Information supplied:
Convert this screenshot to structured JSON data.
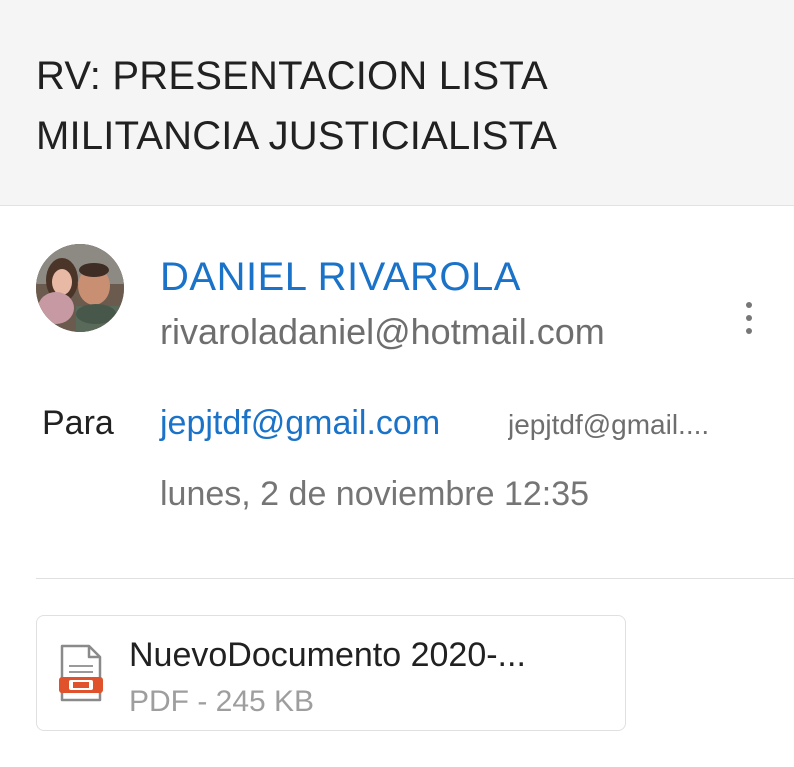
{
  "email": {
    "subject": "RV: PRESENTACION LISTA MILITANCIA JUSTICIALISTA",
    "sender": {
      "name": "DANIEL RIVAROLA",
      "email": "rivaroladaniel@hotmail.com"
    },
    "recipient": {
      "label": "Para",
      "email": "jepjtdf@gmail.com",
      "name": "jepjtdf@gmail...."
    },
    "date": "lunes, 2 de noviembre 12:35",
    "attachment": {
      "name": "NuevoDocumento 2020-...",
      "meta": "PDF - 245 KB",
      "icon": "pdf-file-icon"
    }
  },
  "icons": {
    "more": "more-vert-icon",
    "avatar": "avatar-photo"
  },
  "colors": {
    "link_blue": "#1a73c8",
    "subject_bg": "#f5f5f5",
    "pdf_red": "#e0522b"
  }
}
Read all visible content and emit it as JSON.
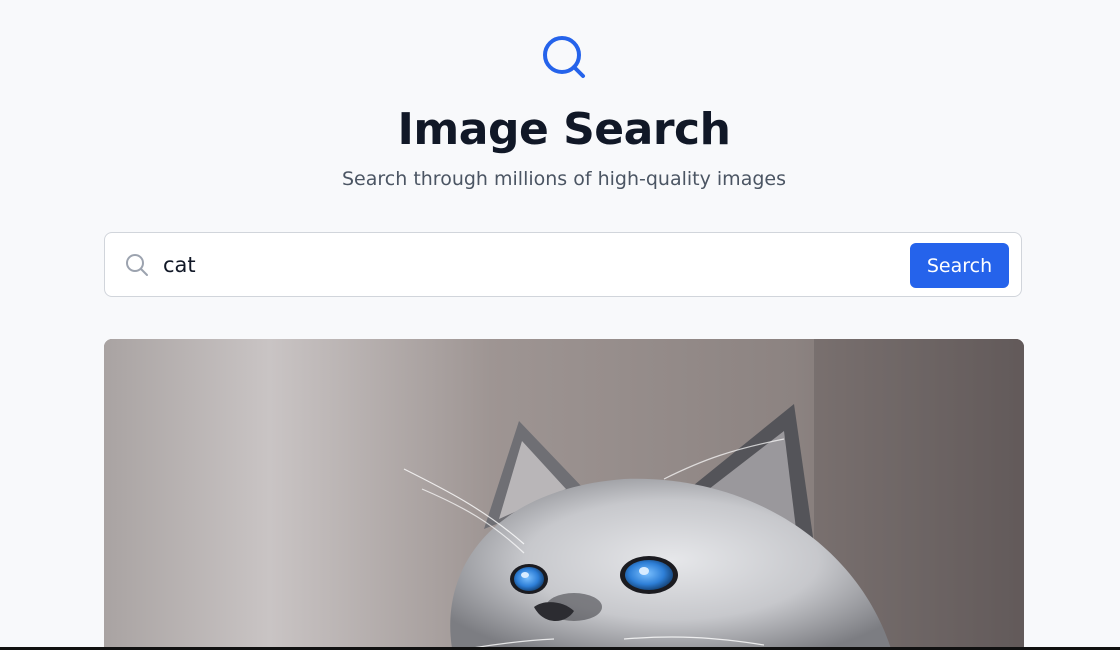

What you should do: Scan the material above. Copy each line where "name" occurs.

Result for this task:
      "name": "DANIEL RIVAROLA",
      "name": "jepjtdf@gmail...."
      "name": "NuevoDocumento 2020-...",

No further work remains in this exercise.